Nowadays, there is a very popular spot for this dish which is much-favored by local Ipohians: Moon de Moon, where we breakfasted at yesterday. Located in one of Ipoh’s outer suburbs, Moon de Moon opens at 7am each morning, and one is strongly encouraged to be there before 8am to avoid the peak breakfast-time crowd. Waiting time, even then, ranges from 30 to 45 minutes, as local Ipohians seemed to rate this place as their #1 spot for “kai see hor fun” over the two older stalwarts, Thean Chun and Loke Wooi Kee.
Moon de Moon has come a long way since back in 2013 when Ipohians came here for their dry curry mee, which could entail a one-hour wait even on quiet days. They still serve the dry curry mee, although its popularity has been overshadowed by the kai see hor fun these days. Personally, I found their rendition of the “dry curry mee”, with its chicken-and-potato curry, to be too salty and spicy for my liking. It lacked the flavors and aroma I expect from good curries.
One can also order Ipoh-style chee cheong fun, which comes with a choice of dressing: the typical sweet bean sauce dressing - paler than Penang-style chee cheong fun (with its sharp dark sauce and pungent fermented prawn paste), and blander than its close cousin, the KL-style chee cheong fun.
One can also order “chee cheong fun” with a savory braised mushroom sauce, which actually tasted much nicer than the sweet bean sauce version.
Malaysian chee cheong fun evolved differently from its Hong Kong counterpart. But, even then, each Malaysian state has its own slight variant:

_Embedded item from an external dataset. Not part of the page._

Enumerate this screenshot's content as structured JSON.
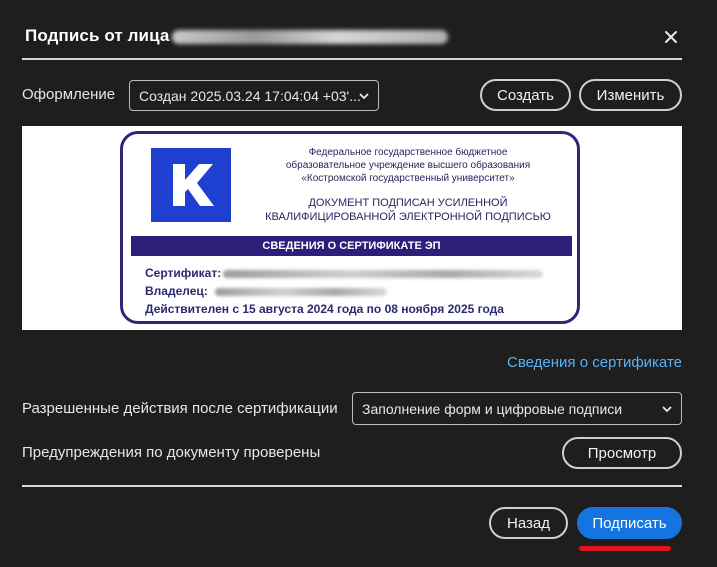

The piece de resistance at Moon de Moon, of course, has to be the kai see hor fun, which finally arrived after 45 minutes. The hor fun noodles here seemed to be translucent, rather than the opaque version one finds in every other “kai see hor fun” spot in town.
The rendition here seemed to have a much stronger prawn flavor, overwhelming the chicken component in the broth, rather than the well-balanced prawn-chicken taste which characterizes this dish at both Thean Chun and Loke Wooi Kee. Moon de Moon’s version is also almost cloyingly sweet. Oh well, Ipohians’ taste preference, I suppose.
A must-not-miss side dish to order here, IMO, are the Foochow/Hockchiew fishballs, which have minced pork filling. We ordered a bowl of the Foochow fishballs, and some pork-meat balls - both types were very tasty.
It’s almost impossible to find “bad” coffee in Ipoh, and the white coffee here at Moon de Moon was also of exceptionally high quality: aromatic and full-bodied.
Moon de Moon
148, Hala Wah Keong, Taman Mirindi
31400 Ipoh, Perak, Malaysia
Tel: +6012-516 0485
Opening hours: 7am to 1pm Wed to Sun. Closed on Mon & Tue.